• [TASK STATEMENT] This exercise calls for every line of the data below with the string "events" in it.

(Entries from a dataset of interfaces)
---------------

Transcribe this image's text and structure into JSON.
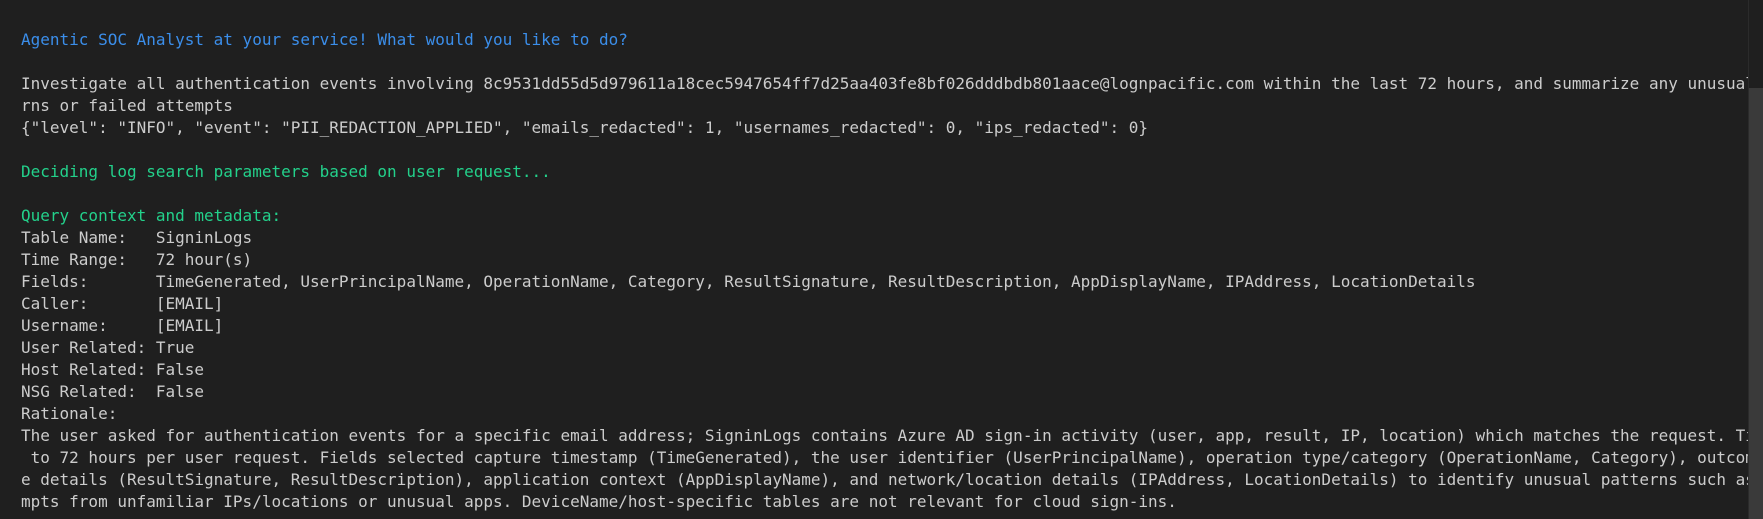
{
  "terminal": {
    "prompt": "Agentic SOC Analyst at your service! What would you like to do?",
    "user_input_1": "Investigate all authentication events involving 8c9531dd55d5d979611a18cec5947654ff7d25aa403fe8bf026dddbdb801aace@lognpacific.com within the last 72 hours, and summarize any unusual login patte",
    "user_input_2": "rns or failed attempts",
    "log_json": "{\"level\": \"INFO\", \"event\": \"PII_REDACTION_APPLIED\", \"emails_redacted\": 1, \"usernames_redacted\": 0, \"ips_redacted\": 0}",
    "deciding": "Deciding log search parameters based on user request...",
    "context_header": "Query context and metadata:",
    "fields": [
      "Table Name:   SigninLogs",
      "Time Range:   72 hour(s)",
      "Fields:       TimeGenerated, UserPrincipalName, OperationName, Category, ResultSignature, ResultDescription, AppDisplayName, IPAddress, LocationDetails",
      "Caller:       [EMAIL]",
      "Username:     [EMAIL]",
      "User Related: True",
      "Host Related: False",
      "NSG Related:  False",
      "Rationale:"
    ],
    "rationale": [
      "The user asked for authentication events for a specific email address; SigninLogs contains Azure AD sign-in activity (user, app, result, IP, location) which matches the request. Time range set",
      " to 72 hours per user request. Fields selected capture timestamp (TimeGenerated), the user identifier (UserPrincipalName), operation type/category (OperationName, Category), outcome and failur",
      "e details (ResultSignature, ResultDescription), application context (AppDisplayName), and network/location details (IPAddress, LocationDetails) to identify unusual patterns such as failed atte",
      "mpts from unfamiliar IPs/locations or unusual apps. DeviceName/host-specific tables are not relevant for cloud sign-ins."
    ]
  },
  "colors": {
    "background": "#1f1f1f",
    "text": "#cccccc",
    "prompt_blue": "#3b8eea",
    "status_green": "#23d18b"
  }
}
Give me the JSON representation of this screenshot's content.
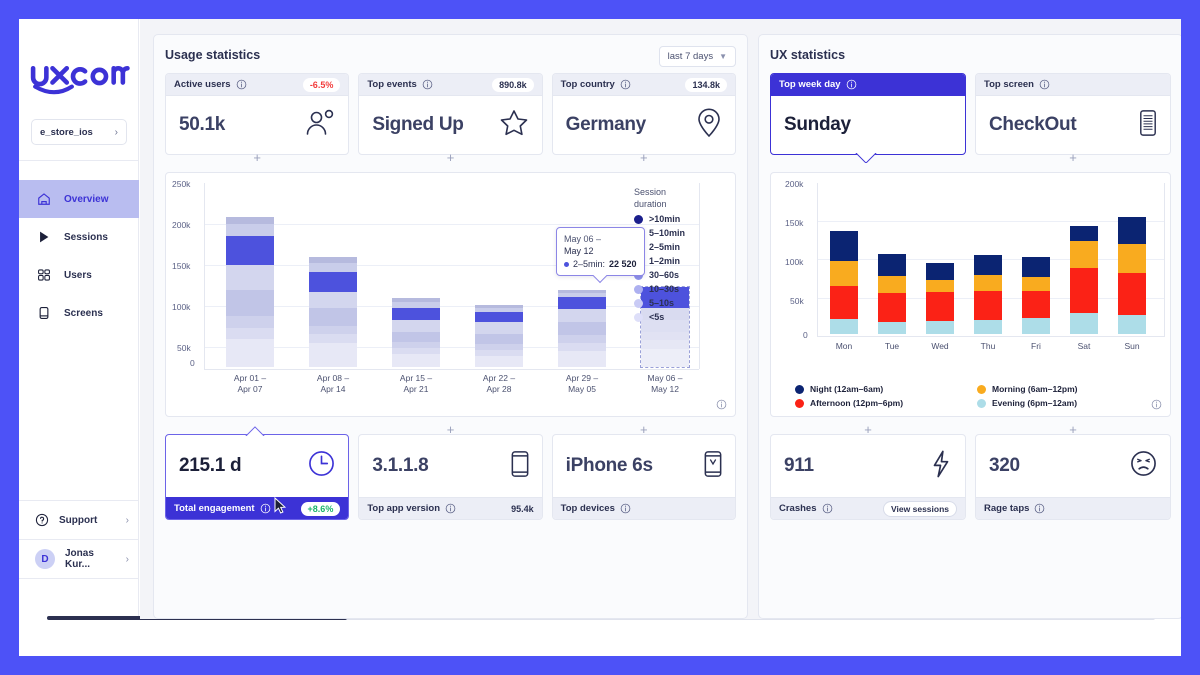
{
  "brand": {
    "logo_text": "uxcam",
    "accent": "#3c32d6"
  },
  "sidebar": {
    "project": {
      "label": "e_store_ios",
      "chevron": "chevron-right-icon"
    },
    "items": [
      {
        "label": "Overview",
        "icon": "home-icon",
        "active": true
      },
      {
        "label": "Sessions",
        "icon": "play-icon",
        "active": false
      },
      {
        "label": "Users",
        "icon": "users-grid-icon",
        "active": false
      },
      {
        "label": "Screens",
        "icon": "screen-icon",
        "active": false
      }
    ],
    "support": {
      "label": "Support",
      "icon": "question-circle-icon",
      "arrow": "›"
    },
    "account": {
      "label": "Jonas Kur...",
      "initial": "D",
      "arrow": "›"
    }
  },
  "usage": {
    "title": "Usage statistics",
    "range": {
      "label": "last 7 days",
      "chevron": "chevron-down-icon"
    },
    "kpis": [
      {
        "name": "Active users",
        "badge": "-6.5%",
        "badge_kind": "red",
        "value": "50.1k",
        "icon": "user-badge-icon"
      },
      {
        "name": "Top events",
        "badge": "890.8k",
        "badge_kind": "plain",
        "value": "Signed Up",
        "icon": "star-icon"
      },
      {
        "name": "Top country",
        "badge": "134.8k",
        "badge_kind": "plain",
        "value": "Germany",
        "icon": "map-pin-icon"
      }
    ],
    "bottom_cards": [
      {
        "value": "215.1 d",
        "label": "Total engagement",
        "badge": "+8.6%",
        "badge_kind": "green",
        "icon": "clock-icon",
        "selected": true
      },
      {
        "value": "3.1.1.8",
        "label": "Top app version",
        "badge": "95.4k",
        "badge_kind": "count",
        "icon": "phone-icon",
        "selected": false
      },
      {
        "value": "iPhone 6s",
        "label": "Top devices",
        "badge": "",
        "badge_kind": "none",
        "icon": "phone-v-icon",
        "selected": false
      }
    ],
    "tooltip": {
      "line1": "May 06 –",
      "line2": "May 12",
      "series": "2–5min:",
      "value": "22 520"
    },
    "legend_title_l1": "Session",
    "legend_title_l2": "duration",
    "plus_label": "+"
  },
  "ux": {
    "title": "UX statistics",
    "kpis": [
      {
        "name": "Top week day",
        "value": "Sunday",
        "icon": "none",
        "highlight": true
      },
      {
        "name": "Top screen",
        "value": "CheckOut",
        "icon": "screen-list-icon",
        "highlight": false
      }
    ],
    "bottom_cards": [
      {
        "value": "911",
        "label": "Crashes",
        "action": "View sessions",
        "icon": "bolt-icon"
      },
      {
        "value": "320",
        "label": "Rage taps",
        "action": "",
        "icon": "angry-face-icon"
      }
    ]
  },
  "chart_data": [
    {
      "type": "bar",
      "id": "session-duration-weekly",
      "title": "Session duration",
      "stacked": true,
      "xlabel": "",
      "ylabel": "",
      "ylim": [
        0,
        250000
      ],
      "yticks": [
        "0",
        "50k",
        "100k",
        "150k",
        "200k",
        "250k"
      ],
      "ytick_values": [
        0,
        50000,
        100000,
        150000,
        200000,
        250000
      ],
      "grid": true,
      "legend_position": "right",
      "legend_title": "Session duration",
      "categories": [
        "Apr 01 – Apr 07",
        "Apr 08 – Apr 14",
        "Apr 15 – Apr 21",
        "Apr 22 – Apr 28",
        "Apr 29 – May 05",
        "May 06 – May 12"
      ],
      "totals": [
        203000,
        148000,
        93000,
        84000,
        104000,
        108000
      ],
      "series": [
        {
          "name": "<5s",
          "color": "#e7e8f6",
          "values": [
            38000,
            33000,
            17000,
            14000,
            22000,
            25000
          ]
        },
        {
          "name": "5–10s",
          "color": "#dadcf1",
          "values": [
            15000,
            12000,
            8000,
            8000,
            11000,
            12000
          ]
        },
        {
          "name": "10–30s",
          "color": "#ced1ec",
          "values": [
            16000,
            11000,
            8000,
            8000,
            11000,
            11000
          ]
        },
        {
          "name": "30–60s",
          "color": "#c1c5e7",
          "values": [
            35000,
            24000,
            14000,
            13000,
            17000,
            17000
          ]
        },
        {
          "name": "1–2min",
          "color": "#b1b6e1",
          "values": [
            34000,
            21000,
            17000,
            17000,
            17000,
            17000
          ]
        },
        {
          "name": "2–5min",
          "color": "#4d52dd",
          "values": [
            39000,
            27000,
            16000,
            14000,
            16000,
            22520
          ]
        },
        {
          "name": "5–10min",
          "color": "#c9cdea",
          "values": [
            17000,
            12000,
            8000,
            6000,
            7000,
            2000
          ]
        },
        {
          "name": ">10min",
          "color": "#b6bade",
          "values": [
            9000,
            8000,
            5000,
            4000,
            3000,
            1500
          ]
        }
      ],
      "legend_entries": [
        {
          "label": ">10min",
          "color": "#1b1f8c"
        },
        {
          "label": "5–10min",
          "color": "#2c32c0"
        },
        {
          "label": "2–5min",
          "color": "#4348da"
        },
        {
          "label": "1–2min",
          "color": "#6a6fe4"
        },
        {
          "label": "30–60s",
          "color": "#8e92ea"
        },
        {
          "label": "10–30s",
          "color": "#adb0f0"
        },
        {
          "label": "5–10s",
          "color": "#c9cbf5"
        },
        {
          "label": "<5s",
          "color": "#dedff9"
        }
      ]
    },
    {
      "type": "bar",
      "id": "sessions-by-weekday-daypart",
      "title": "",
      "stacked": true,
      "xlabel": "",
      "ylabel": "",
      "ylim": [
        0,
        200000
      ],
      "yticks": [
        "0",
        "50k",
        "100k",
        "150k",
        "200k"
      ],
      "ytick_values": [
        0,
        50000,
        100000,
        150000,
        200000
      ],
      "grid": true,
      "legend_position": "bottom",
      "categories": [
        "Mon",
        "Tue",
        "Wed",
        "Thu",
        "Fri",
        "Sat",
        "Sun"
      ],
      "totals": [
        135000,
        104000,
        93000,
        103000,
        101000,
        141000,
        153000
      ],
      "series": [
        {
          "name": "Evening (6pm–12am)",
          "color": "#addde8",
          "values": [
            20000,
            16000,
            17000,
            19000,
            21000,
            28000,
            25000
          ]
        },
        {
          "name": "Afternoon (12pm–6pm)",
          "color": "#fb2216",
          "values": [
            43000,
            38000,
            38000,
            37000,
            35000,
            58000,
            55000
          ]
        },
        {
          "name": "Morning (6am–12pm)",
          "color": "#f9ab1f",
          "values": [
            32000,
            22000,
            16000,
            21000,
            19000,
            35000,
            38000
          ]
        },
        {
          "name": "Night (12am–6am)",
          "color": "#0b2472",
          "values": [
            40000,
            28000,
            22000,
            26000,
            26000,
            20000,
            35000
          ]
        }
      ],
      "legend_entries": [
        {
          "label": "Night (12am–6am)",
          "color": "#0b2472"
        },
        {
          "label": "Morning (6am–12pm)",
          "color": "#f9ab1f"
        },
        {
          "label": "Afternoon (12pm–6pm)",
          "color": "#fb2216"
        },
        {
          "label": "Evening (6pm–12am)",
          "color": "#addde8"
        }
      ]
    }
  ]
}
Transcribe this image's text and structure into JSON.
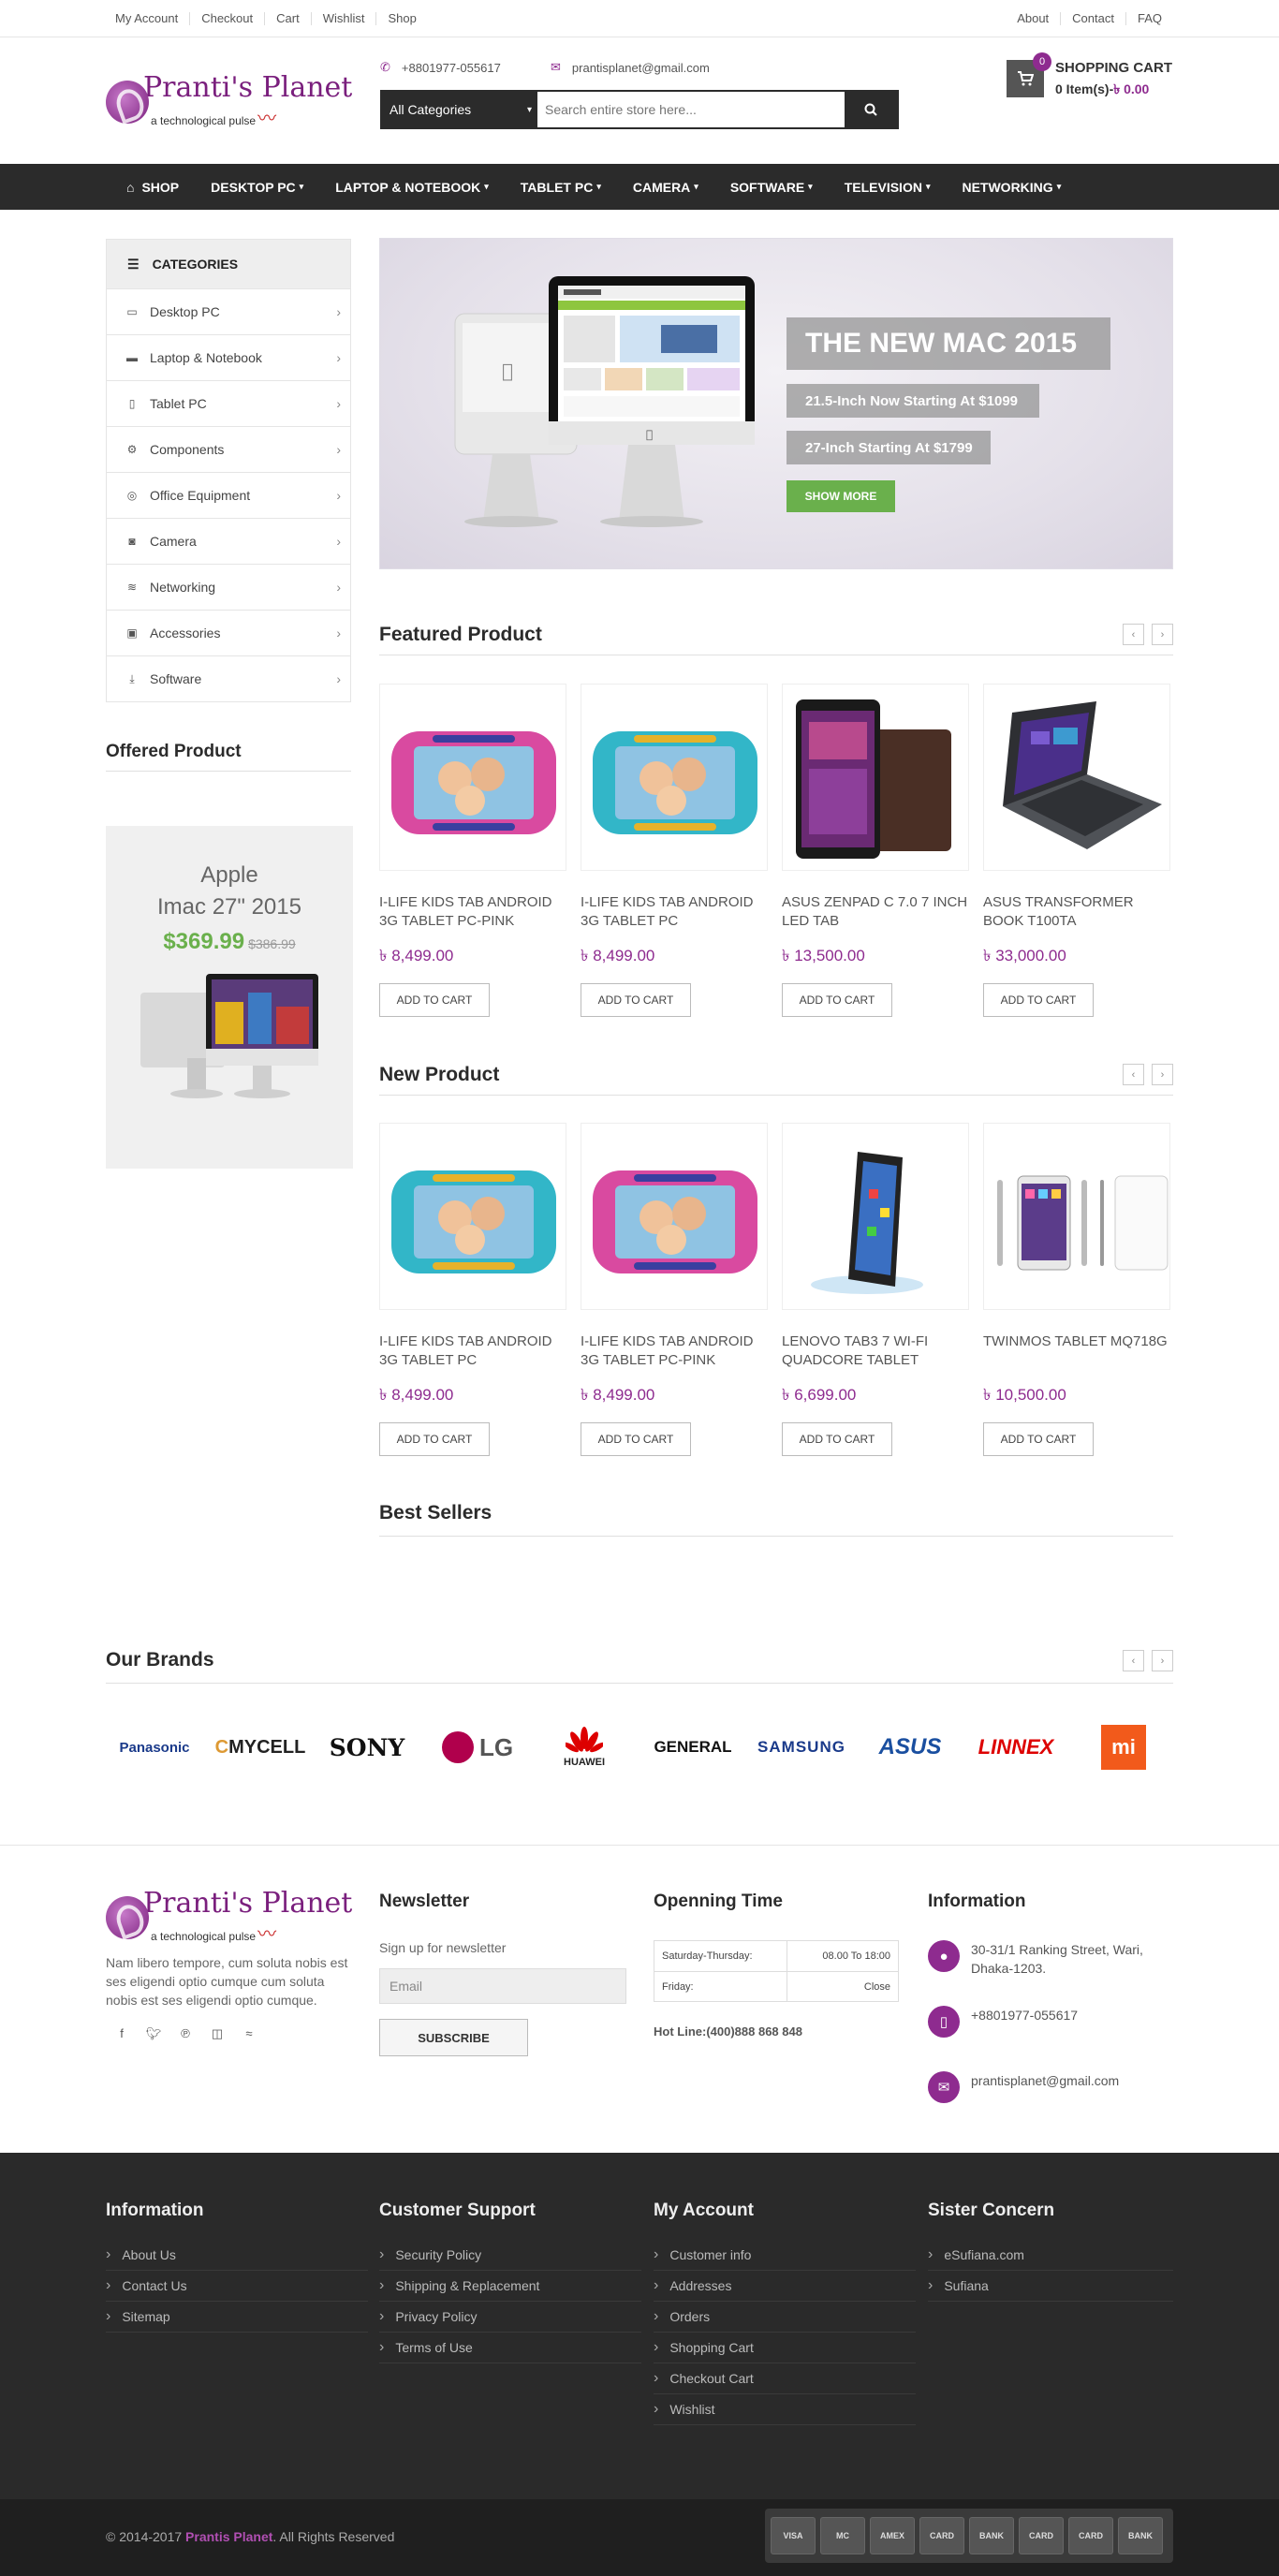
{
  "topbar": {
    "left_links": [
      "My Account",
      "Checkout",
      "Cart",
      "Wishlist",
      "Shop"
    ],
    "right_links": [
      "About",
      "Contact",
      "FAQ"
    ]
  },
  "logo": {
    "name": "Pranti's Planet",
    "tagline": "a technological pulse"
  },
  "header": {
    "phone": "+8801977-055617",
    "email": "prantisplanet@gmail.com",
    "search": {
      "category": "All Categories",
      "placeholder": "Search entire store here..."
    },
    "cart": {
      "title": "SHOPPING CART",
      "count": "0",
      "items_text": "0 Item(s)-",
      "amount": "৳ 0.00"
    }
  },
  "nav": [
    "SHOP",
    "DESKTOP PC",
    "LAPTOP & NOTEBOOK",
    "TABLET PC",
    "CAMERA",
    "SOFTWARE",
    "TELEVISION",
    "NETWORKING"
  ],
  "categories": {
    "title": "CATEGORIES",
    "items": [
      "Desktop PC",
      "Laptop & Notebook",
      "Tablet PC",
      "Components",
      "Office Equipment",
      "Camera",
      "Networking",
      "Accessories",
      "Software"
    ]
  },
  "offered": {
    "title": "Offered Product",
    "name_line1": "Apple",
    "name_line2": "Imac 27\" 2015",
    "price": "$369.99",
    "old_price": "$386.99"
  },
  "slider": {
    "title": "THE NEW MAC 2015",
    "line1": "21.5-Inch Now Starting At $1099",
    "line2": "27-Inch Starting At $1799",
    "button": "SHOW MORE"
  },
  "featured": {
    "title": "Featured Product",
    "products": [
      {
        "name": "I-LIFE KIDS TAB ANDROID 3G TABLET PC-PINK",
        "price": "৳ 8,499.00",
        "cta": "ADD TO CART"
      },
      {
        "name": "I-LIFE KIDS TAB ANDROID 3G TABLET PC",
        "price": "৳ 8,499.00",
        "cta": "ADD TO CART"
      },
      {
        "name": "ASUS ZENPAD C 7.0 7 INCH LED TAB",
        "price": "৳ 13,500.00",
        "cta": "ADD TO CART"
      },
      {
        "name": "ASUS TRANSFORMER BOOK T100TA",
        "price": "৳ 33,000.00",
        "cta": "ADD TO CART"
      }
    ]
  },
  "new_products": {
    "title": "New Product",
    "products": [
      {
        "name": "I-LIFE KIDS TAB ANDROID 3G TABLET PC",
        "price": "৳ 8,499.00",
        "cta": "ADD TO CART"
      },
      {
        "name": "I-LIFE KIDS TAB ANDROID 3G TABLET PC-PINK",
        "price": "৳ 8,499.00",
        "cta": "ADD TO CART"
      },
      {
        "name": "LENOVO TAB3 7 WI-FI QUADCORE TABLET",
        "price": "৳ 6,699.00",
        "cta": "ADD TO CART"
      },
      {
        "name": "TWINMOS TABLET MQ718G",
        "price": "৳ 10,500.00",
        "cta": "ADD TO CART"
      }
    ]
  },
  "best_sellers": {
    "title": "Best Sellers"
  },
  "brands": {
    "title": "Our Brands",
    "items": [
      "Panasonic",
      "MYCELL",
      "SONY",
      "LG",
      "HUAWEI",
      "GENERAL",
      "SAMSUNG",
      "ASUS",
      "LINNEX",
      "mi"
    ]
  },
  "footer": {
    "about": "Nam libero tempore, cum soluta nobis est ses eligendi optio cumque cum soluta nobis est ses eligendi optio cumque.",
    "newsletter": {
      "title": "Newsletter",
      "label": "Sign up for newsletter",
      "placeholder": "Email",
      "button": "SUBSCRIBE"
    },
    "opening": {
      "title": "Openning Time",
      "rows": [
        {
          "day": "Saturday-Thursday:",
          "time": "08.00 To 18:00"
        },
        {
          "day": "Friday:",
          "time": "Close"
        }
      ],
      "hotline": "Hot Line:(400)888 868 848"
    },
    "information": {
      "title": "Information",
      "address": "30-31/1 Ranking Street, Wari, Dhaka-1203.",
      "phone": "+8801977-055617",
      "email": "prantisplanet@gmail.com"
    }
  },
  "dark_footer": {
    "columns": [
      {
        "title": "Information",
        "links": [
          "About Us",
          "Contact Us",
          "Sitemap"
        ]
      },
      {
        "title": "Customer Support",
        "links": [
          "Security Policy",
          "Shipping & Replacement",
          "Privacy Policy",
          "Terms of Use"
        ]
      },
      {
        "title": "My Account",
        "links": [
          "Customer info",
          "Addresses",
          "Orders",
          "Shopping Cart",
          "Checkout Cart",
          "Wishlist"
        ]
      },
      {
        "title": "Sister Concern",
        "links": [
          "eSufiana.com",
          "Sufiana"
        ]
      }
    ]
  },
  "bottom": {
    "copyright_prefix": "© 2014-2017 ",
    "brand": "Prantis Planet",
    "copyright_suffix": ". All Rights Reserved",
    "payments": [
      "VISA",
      "MC",
      "AMEX",
      "CARD",
      "BANK",
      "CARD",
      "CARD",
      "BANK"
    ]
  }
}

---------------

• [TASK RESULT]
    "user_input_1": "Investigate all authentication events involving 8c9531dd55d5d979611a18cec5947654ff7d25aa403fe8bf026dddbdb801aace@lognpacific.com within the last 72 hours, and summarize any unusual login patte",
      "The user asked for authentication events for a specific email address; SigninLogs contains Azure AD sign-in activity (user, app, result, IP, location) which matches the request. Time range set",
        "name": "Top events",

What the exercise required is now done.